Jim Ring is an author and film-maker. His début, Erskine Childers, won the Marsh Prize for Biography. It was followed by How the English Made the Alps which was described as 'fascinating' by the Daily Telegraph and 'evocative and entertaining' by the Financial Times. His collective biography of Britain's leading Cold War submariners, We Come Unseen, won the Mountbatten Prize and was called 'a welcome acknowledgement of one of the Cold War's little-known aspects' by the Sunday Telegraph. Storming the Eagles' Nest, his latest book, is the first full account of the Alps as a pivotal theatre of the Second World War.
In a mountain resort in the Bavarian Alps, Hitler built his Alpine headquarters - his ‘Eagle’s Nest’. It was here that he conceived and directed the war, as the surrounding territory fell to Fascism. The Alps as much as Berlin were the heart of the Third Reich.
As Mussolini’s troops pitched battle with the French on the Franco-Italian alpine border, skiing resorts were turned into training centres for mountain warfare. Switzerland prepared to be invaded. Concentration camps were seeded in the alpine valleys, while guards turned away Jewish refugees at the country’s borders.

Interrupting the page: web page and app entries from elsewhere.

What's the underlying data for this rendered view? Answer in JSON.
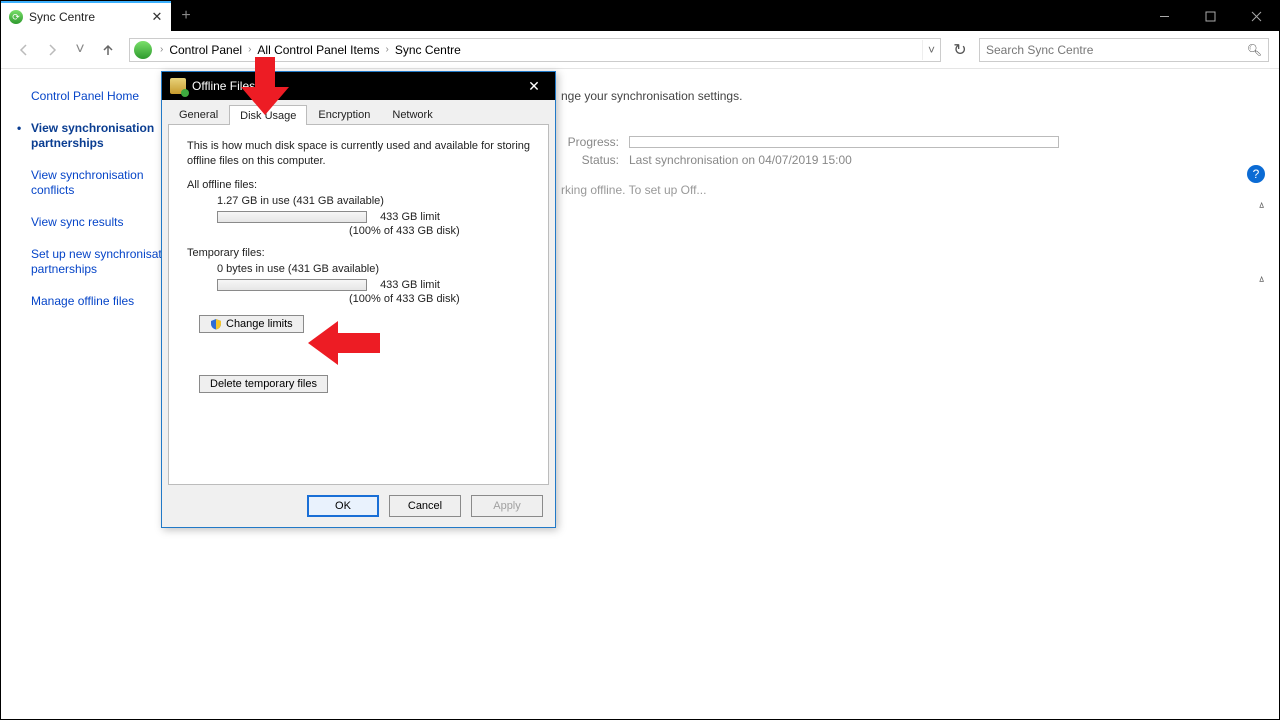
{
  "tab_title": "Sync Centre",
  "breadcrumb": {
    "root": "Control Panel",
    "mid": "All Control Panel Items",
    "leaf": "Sync Centre"
  },
  "search_placeholder": "Search Sync Centre",
  "sidebar": {
    "home": "Control Panel Home",
    "items": [
      "View synchronisation partnerships",
      "View synchronisation conflicts",
      "View sync results",
      "Set up new synchronisation partnerships",
      "Manage offline files"
    ]
  },
  "content": {
    "heading_fragment": "nge your synchronisation settings.",
    "progress_label": "Progress:",
    "status_label": "Status:",
    "status_value": "Last synchronisation on 04/07/2019 15:00",
    "offline_fragment": "rking offline. To set up Off..."
  },
  "dialog": {
    "title": "Offline Files",
    "tabs": [
      "General",
      "Disk Usage",
      "Encryption",
      "Network"
    ],
    "active_tab": 1,
    "desc": "This is how much disk space is currently used and available for storing offline files on this computer.",
    "all_label": "All offline files:",
    "all_usage": "1.27 GB in use (431 GB available)",
    "all_limit": "433 GB limit",
    "all_pct": "(100% of 433 GB disk)",
    "temp_label": "Temporary files:",
    "temp_usage": "0 bytes in use (431 GB available)",
    "temp_limit": "433 GB limit",
    "temp_pct": "(100% of 433 GB disk)",
    "change_limits": "Change limits",
    "delete_temp": "Delete temporary files",
    "ok": "OK",
    "cancel": "Cancel",
    "apply": "Apply"
  }
}
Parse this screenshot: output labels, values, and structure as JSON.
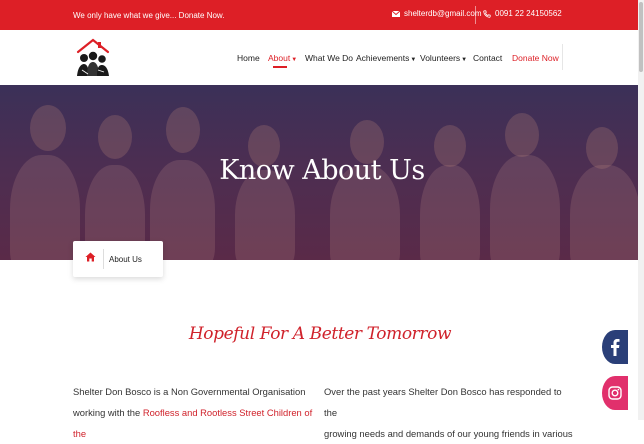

But the Alps were also cradles of resistance. They were home to US and British spies and double agents, to the French maquis and the Italian and Yugoslav partisans. There were tales of courage, heroism and self-sacrifice, of armed struggle and ordinary people doing extraordinary things.